Firefighters found a small blaze and were able to put it out quickly; no one was injured, said Lt. Sue Stangl, a spokeswoman for the Seattle Fire Department.

The fire, which began in a room that once housed printing presses, was started by improperly discarded smoking materials, the fire department said.

Firefighters responded just before 7 a.m. to the building, which is no longer owned by The Seattle Times, at 1120 John St.

About 10 engines were sent to the South Lake Union building because it is large and access was challenging.

To get inside, firefighters climbed ladders to the roof, crawled through broken windows and sawed through doors inside and outside that had been welded shut.

“It took a lot of energy to get through the doors,” Stangl said.

Firefighters were familiar with the building because they’ve accompanied police there to roust squatters and respond to medical emergencies.

“Every day, you see people walking out in the morning,” said Brandon Olson, who works at an adjacent construction site.

Stangl said some people were found inside, away from the fire, and were told to leave. They went out the back of the building.

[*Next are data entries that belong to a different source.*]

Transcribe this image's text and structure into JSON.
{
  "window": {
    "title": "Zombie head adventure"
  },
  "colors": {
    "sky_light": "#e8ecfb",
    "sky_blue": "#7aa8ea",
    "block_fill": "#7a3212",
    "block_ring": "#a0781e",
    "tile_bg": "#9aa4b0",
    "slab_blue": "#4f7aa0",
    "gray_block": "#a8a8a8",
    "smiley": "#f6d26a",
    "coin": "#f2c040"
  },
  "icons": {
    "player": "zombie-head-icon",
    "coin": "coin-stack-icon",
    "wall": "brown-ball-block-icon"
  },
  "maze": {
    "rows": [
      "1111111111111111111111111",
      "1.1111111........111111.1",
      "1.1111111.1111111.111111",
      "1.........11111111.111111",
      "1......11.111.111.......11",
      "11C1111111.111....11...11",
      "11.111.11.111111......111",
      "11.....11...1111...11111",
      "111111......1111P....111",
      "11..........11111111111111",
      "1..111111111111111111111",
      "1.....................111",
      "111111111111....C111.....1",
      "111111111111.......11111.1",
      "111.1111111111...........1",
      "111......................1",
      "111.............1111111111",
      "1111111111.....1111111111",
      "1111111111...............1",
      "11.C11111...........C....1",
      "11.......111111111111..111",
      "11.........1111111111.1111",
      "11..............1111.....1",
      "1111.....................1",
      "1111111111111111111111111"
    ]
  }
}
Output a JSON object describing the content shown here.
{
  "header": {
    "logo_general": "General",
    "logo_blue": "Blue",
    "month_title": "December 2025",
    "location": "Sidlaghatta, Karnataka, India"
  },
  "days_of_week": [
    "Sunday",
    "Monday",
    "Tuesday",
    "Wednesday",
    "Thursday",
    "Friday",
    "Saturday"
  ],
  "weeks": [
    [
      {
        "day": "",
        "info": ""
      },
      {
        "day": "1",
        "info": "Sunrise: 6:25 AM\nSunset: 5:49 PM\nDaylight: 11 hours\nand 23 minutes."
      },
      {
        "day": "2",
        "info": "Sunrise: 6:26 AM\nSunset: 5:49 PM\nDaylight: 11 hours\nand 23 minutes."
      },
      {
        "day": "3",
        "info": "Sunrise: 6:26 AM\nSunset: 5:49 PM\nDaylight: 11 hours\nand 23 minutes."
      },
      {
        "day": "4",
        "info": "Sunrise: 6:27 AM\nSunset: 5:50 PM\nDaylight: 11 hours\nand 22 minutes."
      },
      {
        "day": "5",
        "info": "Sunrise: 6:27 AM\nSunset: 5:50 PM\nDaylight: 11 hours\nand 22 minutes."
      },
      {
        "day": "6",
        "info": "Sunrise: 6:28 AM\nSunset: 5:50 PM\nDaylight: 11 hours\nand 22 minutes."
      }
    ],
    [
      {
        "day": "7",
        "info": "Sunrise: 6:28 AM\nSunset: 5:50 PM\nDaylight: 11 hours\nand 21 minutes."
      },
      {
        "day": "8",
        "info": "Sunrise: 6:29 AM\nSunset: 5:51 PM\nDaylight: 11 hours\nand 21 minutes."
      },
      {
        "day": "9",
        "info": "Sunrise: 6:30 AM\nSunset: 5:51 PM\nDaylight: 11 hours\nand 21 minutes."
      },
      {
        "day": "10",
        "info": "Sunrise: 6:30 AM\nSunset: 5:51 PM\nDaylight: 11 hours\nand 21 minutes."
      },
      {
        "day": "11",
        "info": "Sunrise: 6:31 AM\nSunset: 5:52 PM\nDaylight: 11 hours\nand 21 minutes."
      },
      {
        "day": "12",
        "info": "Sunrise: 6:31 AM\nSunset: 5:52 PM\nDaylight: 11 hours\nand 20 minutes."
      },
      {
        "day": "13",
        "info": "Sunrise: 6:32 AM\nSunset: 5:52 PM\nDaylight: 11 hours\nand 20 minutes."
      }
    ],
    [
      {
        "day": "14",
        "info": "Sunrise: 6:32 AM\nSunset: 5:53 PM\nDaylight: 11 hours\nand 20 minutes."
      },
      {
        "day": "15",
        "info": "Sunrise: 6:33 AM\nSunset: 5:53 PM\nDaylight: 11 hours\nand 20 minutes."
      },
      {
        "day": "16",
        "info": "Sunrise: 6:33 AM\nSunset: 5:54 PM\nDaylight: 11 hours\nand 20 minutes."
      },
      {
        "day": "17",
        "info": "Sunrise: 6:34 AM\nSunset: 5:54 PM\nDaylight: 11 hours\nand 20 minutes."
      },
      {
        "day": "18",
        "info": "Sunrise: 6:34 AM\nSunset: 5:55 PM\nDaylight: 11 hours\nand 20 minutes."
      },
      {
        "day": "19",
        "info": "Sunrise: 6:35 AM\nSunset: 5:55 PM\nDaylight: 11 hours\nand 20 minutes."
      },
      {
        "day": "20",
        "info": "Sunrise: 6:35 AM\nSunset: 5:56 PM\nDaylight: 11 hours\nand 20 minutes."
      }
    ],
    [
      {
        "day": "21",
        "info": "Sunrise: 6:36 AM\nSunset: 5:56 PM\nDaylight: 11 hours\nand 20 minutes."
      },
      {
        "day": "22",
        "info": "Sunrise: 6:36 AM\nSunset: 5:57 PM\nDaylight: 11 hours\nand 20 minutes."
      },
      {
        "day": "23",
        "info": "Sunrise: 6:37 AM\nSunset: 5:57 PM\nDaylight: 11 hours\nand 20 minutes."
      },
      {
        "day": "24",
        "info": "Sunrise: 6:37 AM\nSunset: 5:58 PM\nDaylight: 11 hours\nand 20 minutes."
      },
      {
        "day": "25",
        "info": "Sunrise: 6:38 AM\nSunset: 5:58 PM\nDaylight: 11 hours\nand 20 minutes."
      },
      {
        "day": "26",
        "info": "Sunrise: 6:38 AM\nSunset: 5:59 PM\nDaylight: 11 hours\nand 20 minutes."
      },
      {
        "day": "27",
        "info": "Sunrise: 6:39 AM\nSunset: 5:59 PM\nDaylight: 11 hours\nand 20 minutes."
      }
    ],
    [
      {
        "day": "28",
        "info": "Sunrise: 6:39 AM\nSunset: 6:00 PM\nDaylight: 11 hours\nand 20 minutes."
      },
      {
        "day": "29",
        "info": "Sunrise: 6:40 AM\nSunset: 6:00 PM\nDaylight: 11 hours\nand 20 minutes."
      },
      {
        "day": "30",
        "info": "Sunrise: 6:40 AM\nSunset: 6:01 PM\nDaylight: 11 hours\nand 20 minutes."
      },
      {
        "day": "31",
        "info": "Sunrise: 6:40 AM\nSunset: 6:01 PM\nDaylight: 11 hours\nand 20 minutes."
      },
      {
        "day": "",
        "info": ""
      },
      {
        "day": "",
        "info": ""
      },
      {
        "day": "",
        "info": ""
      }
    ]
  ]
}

Robert McKnight, 53, said he spent the night sleeping on a loading bay at the building and learned of the fire when he was woken up by police officers Thursday morning. He’d considered staying inside but opted against it, he said, because of “fear of who knows what could happen.”

Police cleared the structure in late September and a construction crew boarded up its windows and doors, but squatters returned almost immediately. Some have decorated their rooms with posters and art salvaged from the building.

Barbie Blake, who unapologetically took up residence, pointed out a stockpile of propane tanks in the basement during a tour of the structure last month.

“That’s going to keep us warm all winter,” he said.

The fire broke out as temperatures dropped and about 10 days after Seattle Mayor Ed Murray declared a “state of emergency” over homelessness in the city.

Stangl said two fire engines and a truck will remain at the building for the day “to keep an eye on things.”

She said “junk” inside could be a fire hazard. The firefighters will also try to “keep people out” and assist in investigating the fire’s cause, Stangl said.